ISBN: 067473534X
Size: 58.89 MB
Format: PDF, ePub, Docs
View: 6501
Download and Read
The founding fathers were rebels against the British Parliament, Eric Nelson argues, not the Crown. As a result of their labors, the 1787 Constitution assigned its new president far more power than any British monarch had wielded for 100 years. On one side of the Atlantic were kings without monarchy; on the other, monarchy without kings.

Talkin Bout A Revolution

Author: Dick Weissman
Publisher: Backbeat Books
ISBN: 1476854521
Size: 48.49 MB
Format: PDF
View: 2943
Download and Read

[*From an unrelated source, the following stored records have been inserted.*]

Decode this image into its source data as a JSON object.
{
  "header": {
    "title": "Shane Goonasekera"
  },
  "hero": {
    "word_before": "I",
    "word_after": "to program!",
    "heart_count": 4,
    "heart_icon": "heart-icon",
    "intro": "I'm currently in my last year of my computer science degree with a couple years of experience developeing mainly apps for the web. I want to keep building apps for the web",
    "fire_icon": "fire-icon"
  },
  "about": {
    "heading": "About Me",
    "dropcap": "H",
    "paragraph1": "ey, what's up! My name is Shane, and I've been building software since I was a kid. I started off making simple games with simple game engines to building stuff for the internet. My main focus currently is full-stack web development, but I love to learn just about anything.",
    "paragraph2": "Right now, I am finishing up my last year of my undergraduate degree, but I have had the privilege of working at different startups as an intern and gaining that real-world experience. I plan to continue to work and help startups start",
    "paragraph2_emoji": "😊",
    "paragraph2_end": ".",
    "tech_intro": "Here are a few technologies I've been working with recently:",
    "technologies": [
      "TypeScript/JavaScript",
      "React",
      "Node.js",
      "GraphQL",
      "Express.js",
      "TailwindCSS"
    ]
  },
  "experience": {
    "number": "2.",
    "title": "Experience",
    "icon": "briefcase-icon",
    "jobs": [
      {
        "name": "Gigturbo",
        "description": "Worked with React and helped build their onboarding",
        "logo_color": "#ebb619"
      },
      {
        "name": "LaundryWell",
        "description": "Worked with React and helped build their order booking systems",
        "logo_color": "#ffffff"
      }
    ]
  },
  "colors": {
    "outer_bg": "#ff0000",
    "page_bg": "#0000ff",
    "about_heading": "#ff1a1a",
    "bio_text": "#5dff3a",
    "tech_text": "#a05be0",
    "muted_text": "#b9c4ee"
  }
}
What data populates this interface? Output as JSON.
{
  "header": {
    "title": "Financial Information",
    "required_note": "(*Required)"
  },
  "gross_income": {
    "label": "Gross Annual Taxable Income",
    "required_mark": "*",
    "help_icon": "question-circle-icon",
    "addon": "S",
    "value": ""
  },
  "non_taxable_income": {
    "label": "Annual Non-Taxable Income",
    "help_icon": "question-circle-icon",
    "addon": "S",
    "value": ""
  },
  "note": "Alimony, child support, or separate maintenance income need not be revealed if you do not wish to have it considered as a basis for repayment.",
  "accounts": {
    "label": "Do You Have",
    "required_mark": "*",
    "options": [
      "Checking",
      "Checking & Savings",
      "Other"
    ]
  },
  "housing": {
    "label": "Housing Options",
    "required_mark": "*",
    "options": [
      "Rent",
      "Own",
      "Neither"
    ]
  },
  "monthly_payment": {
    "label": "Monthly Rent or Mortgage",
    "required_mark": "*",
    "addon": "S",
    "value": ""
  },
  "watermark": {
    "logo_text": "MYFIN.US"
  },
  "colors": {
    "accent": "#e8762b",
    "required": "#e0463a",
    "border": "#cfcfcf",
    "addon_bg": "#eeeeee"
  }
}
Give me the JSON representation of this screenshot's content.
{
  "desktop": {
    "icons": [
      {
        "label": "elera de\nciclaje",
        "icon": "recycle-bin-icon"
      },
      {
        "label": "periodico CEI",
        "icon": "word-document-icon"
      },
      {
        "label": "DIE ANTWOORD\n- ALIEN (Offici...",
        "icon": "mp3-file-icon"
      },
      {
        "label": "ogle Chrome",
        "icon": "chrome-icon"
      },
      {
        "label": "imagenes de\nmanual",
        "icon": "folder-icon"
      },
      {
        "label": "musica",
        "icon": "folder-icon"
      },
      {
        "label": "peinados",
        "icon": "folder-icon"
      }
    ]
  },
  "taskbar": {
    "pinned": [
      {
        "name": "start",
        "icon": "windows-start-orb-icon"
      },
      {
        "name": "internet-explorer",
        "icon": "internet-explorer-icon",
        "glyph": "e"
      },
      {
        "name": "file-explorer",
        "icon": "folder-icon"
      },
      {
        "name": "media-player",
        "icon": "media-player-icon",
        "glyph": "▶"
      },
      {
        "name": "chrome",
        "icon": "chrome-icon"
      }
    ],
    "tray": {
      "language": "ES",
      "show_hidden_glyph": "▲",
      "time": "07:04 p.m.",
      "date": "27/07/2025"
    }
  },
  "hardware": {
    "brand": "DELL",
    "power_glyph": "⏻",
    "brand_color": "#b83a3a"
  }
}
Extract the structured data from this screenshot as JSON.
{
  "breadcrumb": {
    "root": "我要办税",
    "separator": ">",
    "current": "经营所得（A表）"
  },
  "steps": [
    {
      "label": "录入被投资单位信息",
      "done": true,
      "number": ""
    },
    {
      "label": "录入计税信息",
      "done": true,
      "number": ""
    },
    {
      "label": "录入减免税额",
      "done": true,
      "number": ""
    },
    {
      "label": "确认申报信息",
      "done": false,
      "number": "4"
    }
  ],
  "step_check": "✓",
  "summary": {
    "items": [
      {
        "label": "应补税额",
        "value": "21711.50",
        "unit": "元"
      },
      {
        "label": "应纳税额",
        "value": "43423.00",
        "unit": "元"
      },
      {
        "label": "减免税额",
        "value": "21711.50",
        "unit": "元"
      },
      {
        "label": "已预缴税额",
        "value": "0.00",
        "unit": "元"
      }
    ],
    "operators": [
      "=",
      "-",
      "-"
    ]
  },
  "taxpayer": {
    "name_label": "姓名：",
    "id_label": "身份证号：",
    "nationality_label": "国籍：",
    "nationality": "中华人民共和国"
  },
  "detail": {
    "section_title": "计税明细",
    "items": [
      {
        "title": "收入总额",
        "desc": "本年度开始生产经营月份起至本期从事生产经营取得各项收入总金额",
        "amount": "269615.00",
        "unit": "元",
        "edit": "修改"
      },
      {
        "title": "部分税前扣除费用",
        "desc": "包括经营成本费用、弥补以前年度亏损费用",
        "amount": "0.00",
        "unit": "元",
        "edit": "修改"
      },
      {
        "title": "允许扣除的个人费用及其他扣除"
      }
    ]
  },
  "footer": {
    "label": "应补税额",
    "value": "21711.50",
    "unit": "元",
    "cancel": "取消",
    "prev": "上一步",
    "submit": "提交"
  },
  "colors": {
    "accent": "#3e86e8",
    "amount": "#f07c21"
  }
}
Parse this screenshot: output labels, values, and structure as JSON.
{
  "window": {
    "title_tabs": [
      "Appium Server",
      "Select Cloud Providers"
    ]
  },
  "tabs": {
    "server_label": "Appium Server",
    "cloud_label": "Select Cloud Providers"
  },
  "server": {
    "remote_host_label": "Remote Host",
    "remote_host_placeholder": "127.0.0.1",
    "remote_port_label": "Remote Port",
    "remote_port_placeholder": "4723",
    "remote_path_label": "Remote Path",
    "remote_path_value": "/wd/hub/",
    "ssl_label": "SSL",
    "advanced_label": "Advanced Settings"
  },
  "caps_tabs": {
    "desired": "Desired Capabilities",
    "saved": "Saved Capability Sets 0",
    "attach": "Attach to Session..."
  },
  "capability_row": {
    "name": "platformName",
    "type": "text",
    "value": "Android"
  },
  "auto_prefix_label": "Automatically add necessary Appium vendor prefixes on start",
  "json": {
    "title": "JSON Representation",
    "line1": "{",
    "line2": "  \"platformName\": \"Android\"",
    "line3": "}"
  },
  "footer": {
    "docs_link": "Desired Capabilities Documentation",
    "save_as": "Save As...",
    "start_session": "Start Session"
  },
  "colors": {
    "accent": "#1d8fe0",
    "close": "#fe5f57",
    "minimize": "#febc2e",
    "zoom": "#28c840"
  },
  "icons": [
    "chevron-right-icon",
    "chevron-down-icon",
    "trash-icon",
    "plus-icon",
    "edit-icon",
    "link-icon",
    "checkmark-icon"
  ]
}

(Book). Talkin' 'Bout a Revolution is a comprehensive guide to the relationship between American music and politics. Music expert Dick Weissman opens with the dawn of American history, then moves to the book's key focus: 20th-century music songs by and about Native Americans, African-Americans, women, Spanish-speaking groups, and more. Unprecedented in its approach, the book offers a multidisciplinary discussion that is broad and diverse, and illuminates how social events impact music as well as how music impacts social events. Weissman delves deep, covering everything from current Native American music to "music of hate" racist and neo-Nazi music to the music of the Gulf wars, union songs, patriotic and antiwar songs, and beyond. A powerful tool for professors teaching classes about politics and music and a stimulating, accessible read for all kinds of appreciators, from casual music fans to social science lovers and devout music history buffs.